We think of large groups as civilization, but with wide and unresolved disagreement about what the word means. Perhaps the most common civilization: one guy and his buddies and we have to do whatever he says. Far less common and fragile, in large-group concept for only about 2,500 years: collaboration and group assent. But no matter what, civilization requires surrender of some individual freedom, and the rules for the public good are variously abided, resisted, or rebelled against. “You can’t tell me what to do. I can say whatever I want.” Today resistance is often found in high-sounding theory, like Libertarians (no such functioning society anywhere). Or overt extremists, non-cooperators by definition.
Extremists will be with us always, happy in their alternate realities. They tend not to be trouble until they find each other and mob-up, otherwise just annoying at the dinner table. Mobbing-up was damned hard to do before the printing press and literacy. You could yell and preach in the town square, but not two at the same time. By 1776 a pamphleteer like Tom Paine could motivate gatherings. Within one long lifetime assembling a mob has become inconceivably easier: radio in the 1920s, TV in the 1950s, and now the web.
The web-empowered anti-civilization impulse on January 6 had the same roots as this week’s web-vandalism in the stock market. Free speech, you say? Market manipulation is illegal, whether four guys over martinis at lunch, or tens of thousands with keyboards. Hedge funds are unattractive clones of Daddy Warbucks, but legal and useful.
Evidence of the web’s power of mobocracy? The unifier of an unlikely group quickly chirping opposition to any limitation on the web megaphone? Those who depend on it: Ted Cruz, AOC, Tucker Carlson, Elizabeth Warren, and Donald Trump Jr.
My IT son says his generation is accustomed to web noise, not easily fooled into mobbing up, likes the disciplined skepticism elsewhere on Reddit, and is absolutely opposed to limitations on posting. After hours of discussion last night, neither of us was quite so sure of position.

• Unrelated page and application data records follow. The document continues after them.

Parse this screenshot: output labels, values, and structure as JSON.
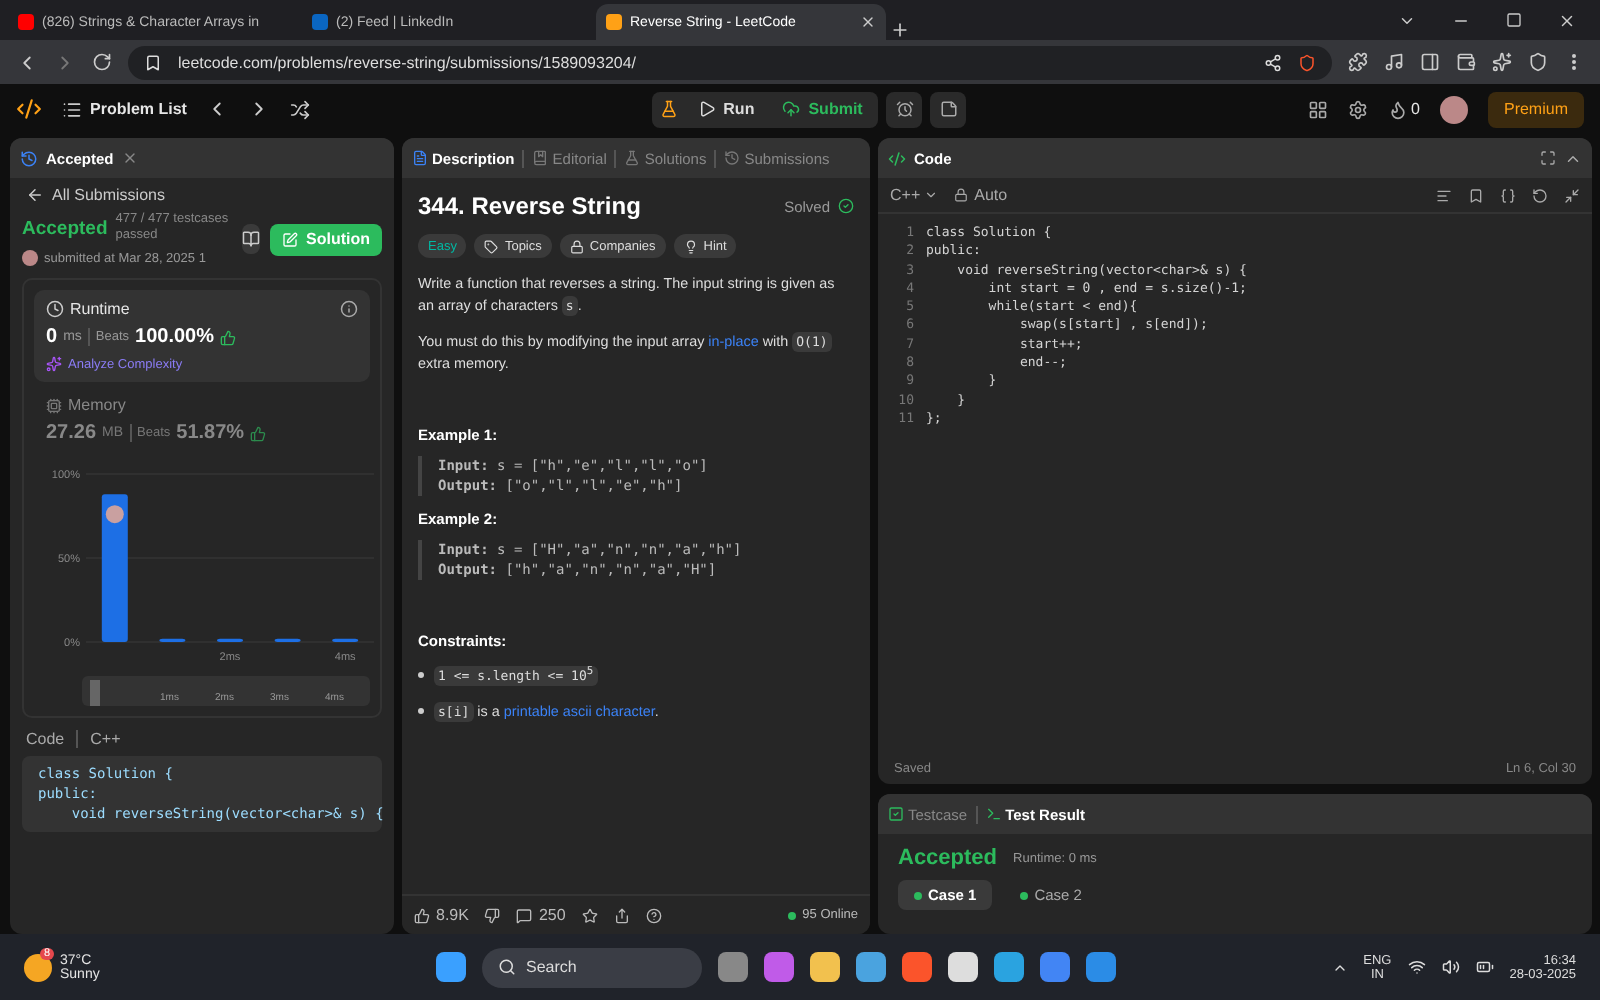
{
  "browser": {
    "tabs": [
      {
        "title": "(826) Strings & Character Arrays in",
        "selected": false
      },
      {
        "title": "(2) Feed | LinkedIn",
        "selected": false
      },
      {
        "title": "Reverse String - LeetCode",
        "selected": true
      }
    ],
    "url": "leetcode.com/problems/reverse-string/submissions/1589093204/"
  },
  "topbar": {
    "problem_list": "Problem List",
    "run": "Run",
    "submit": "Submit",
    "streak": "0",
    "premium": "Premium"
  },
  "submission": {
    "tab": "Accepted",
    "back": "All Submissions",
    "status": "Accepted",
    "testcases": "477 / 477 testcases passed",
    "submitted": "submitted at Mar 28, 2025 1",
    "solution": "Solution",
    "runtime": {
      "title": "Runtime",
      "value": "0",
      "unit": "ms",
      "beats_label": "Beats",
      "beats": "100.00%",
      "analyze": "Analyze Complexity"
    },
    "memory": {
      "title": "Memory",
      "value": "27.26",
      "unit": "MB",
      "beats_label": "Beats",
      "beats": "51.87%"
    },
    "chart_data": {
      "type": "bar",
      "values": [
        88,
        2,
        2,
        2,
        2
      ],
      "categories": [
        null,
        null,
        "2ms",
        null,
        "4ms"
      ],
      "yticks": [
        {
          "value": 0,
          "label": "0%"
        },
        {
          "value": 50,
          "label": "50%"
        },
        {
          "value": 100,
          "label": "100%"
        }
      ],
      "ylim": [
        0,
        100
      ]
    },
    "range_labels": [
      "1ms",
      "2ms",
      "3ms",
      "4ms"
    ],
    "code_tabs": [
      "Code",
      "C++"
    ],
    "code_lines": [
      "class Solution {",
      "public:",
      "    void reverseString(vector<char>& s) {"
    ]
  },
  "description": {
    "tabs": [
      {
        "label": "Description",
        "selected": true
      },
      {
        "label": "Editorial",
        "selected": false
      },
      {
        "label": "Solutions",
        "selected": false
      },
      {
        "label": "Submissions",
        "selected": false
      }
    ],
    "title": "344. Reverse String",
    "solved": "Solved",
    "tags": [
      {
        "label": "Easy",
        "kind": "difficulty"
      },
      {
        "label": "Topics",
        "kind": "topics"
      },
      {
        "label": "Companies",
        "kind": "companies"
      },
      {
        "label": "Hint",
        "kind": "hint"
      }
    ],
    "paragraphs": [
      [
        {
          "kind": "text",
          "text": "Write a function that reverses a string. The input string is given as an array of characters "
        },
        {
          "kind": "code",
          "text": "s"
        },
        {
          "kind": "text",
          "text": "."
        }
      ],
      [
        {
          "kind": "text",
          "text": "You must do this by modifying the input array "
        },
        {
          "kind": "link",
          "text": "in-place"
        },
        {
          "kind": "text",
          "text": " with "
        },
        {
          "kind": "code",
          "text": "O(1)"
        },
        {
          "kind": "text",
          "text": " extra memory."
        }
      ]
    ],
    "examples": [
      {
        "title": "Example 1:",
        "input_label": "Input:",
        "input": "s = [\"h\",\"e\",\"l\",\"l\",\"o\"]",
        "output_label": "Output:",
        "output": "[\"o\",\"l\",\"l\",\"e\",\"h\"]"
      },
      {
        "title": "Example 2:",
        "input_label": "Input:",
        "input": "s = [\"H\",\"a\",\"n\",\"n\",\"a\",\"h\"]",
        "output_label": "Output:",
        "output": "[\"h\",\"a\",\"n\",\"n\",\"a\",\"H\"]"
      }
    ],
    "constraints_title": "Constraints:",
    "constraints": [
      [
        {
          "kind": "code",
          "text": "1 <= s.length <= 10$^{5}$"
        }
      ],
      [
        {
          "kind": "code",
          "text": "s[i]"
        },
        {
          "kind": "text",
          "text": " is a "
        },
        {
          "kind": "link",
          "text": "printable ascii character"
        },
        {
          "kind": "text",
          "text": "."
        }
      ]
    ],
    "likes": "8.9K",
    "comments": "250",
    "online": "95 Online"
  },
  "editor": {
    "title": "Code",
    "language": "C++",
    "mode": "Auto",
    "lines": [
      {
        "number": "1",
        "text": "class Solution {"
      },
      {
        "number": "2",
        "text": "public:"
      },
      {
        "number": "3",
        "text": "    void reverseString(vector<char>& s) {"
      },
      {
        "number": "4",
        "text": "        int start = 0 , end = s.size()-1;"
      },
      {
        "number": "5",
        "text": "        while(start < end){"
      },
      {
        "number": "6",
        "text": "            swap(s[start] , s[end]);"
      },
      {
        "number": "7",
        "text": "            start++;"
      },
      {
        "number": "8",
        "text": "            end--;"
      },
      {
        "number": "9",
        "text": "        }"
      },
      {
        "number": "10",
        "text": "    }"
      },
      {
        "number": "11",
        "text": "};"
      }
    ],
    "status": "Saved",
    "cursor": "Ln 6, Col 30"
  },
  "result": {
    "tabs": [
      {
        "label": "Testcase",
        "selected": false
      },
      {
        "label": "Test Result",
        "selected": true
      }
    ],
    "status": "Accepted",
    "runtime": "Runtime: 0 ms",
    "cases": [
      {
        "label": "Case 1",
        "selected": true
      },
      {
        "label": "Case 2",
        "selected": false
      }
    ]
  },
  "taskbar": {
    "temperature": "37°C",
    "weather": "Sunny",
    "weather_badge": "8",
    "search": "Search",
    "lang": "ENG",
    "region": "IN",
    "time": "16:34",
    "date": "28-03-2025"
  }
}
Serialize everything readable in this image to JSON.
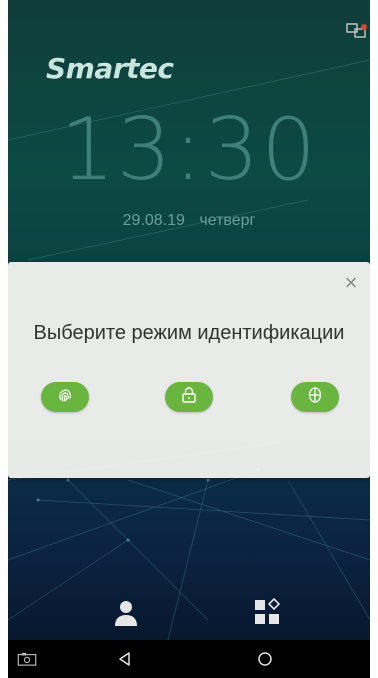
{
  "status": {
    "network_icon": "network-status-icon"
  },
  "brand": {
    "logo_text": "Smartec"
  },
  "clock": {
    "time": "13:30",
    "date": "29.08.19",
    "weekday": "четверг"
  },
  "dialog": {
    "title": "Выберите режим идентификации",
    "close_label": "×",
    "modes": [
      {
        "icon": "fingerprint-icon"
      },
      {
        "icon": "lock-icon"
      },
      {
        "icon": "face-icon"
      }
    ]
  },
  "dock": {
    "user_icon": "user-icon",
    "apps_icon": "apps-icon"
  },
  "navbar": {
    "items": [
      "screenshot-icon",
      "back-icon",
      "home-icon"
    ]
  },
  "colors": {
    "accent_green": "#6ab53f",
    "background": "#0c4a44",
    "dialog_bg": "#f6f6f2"
  }
}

Despite our apparent economic stability, vulnerable mortgage borrowers and tenants can begin to fail in large numbers:

Covid good news. Despite proper worries about huge numbers, deaths, and mutating virus, our national numbers are better:

Here in Colorado, in the metro fraction which includes most of us, mask discipline is very strong. We had a bad spell when it got cold. It is still cold, but we’ve toughened our discipline. Ski areas and colleges are open, the state a center of travel. If you are a mask-doubter, study this place. Almost six million of us, new cases back under 1,000/day, less than 800 people hospitalized statewide: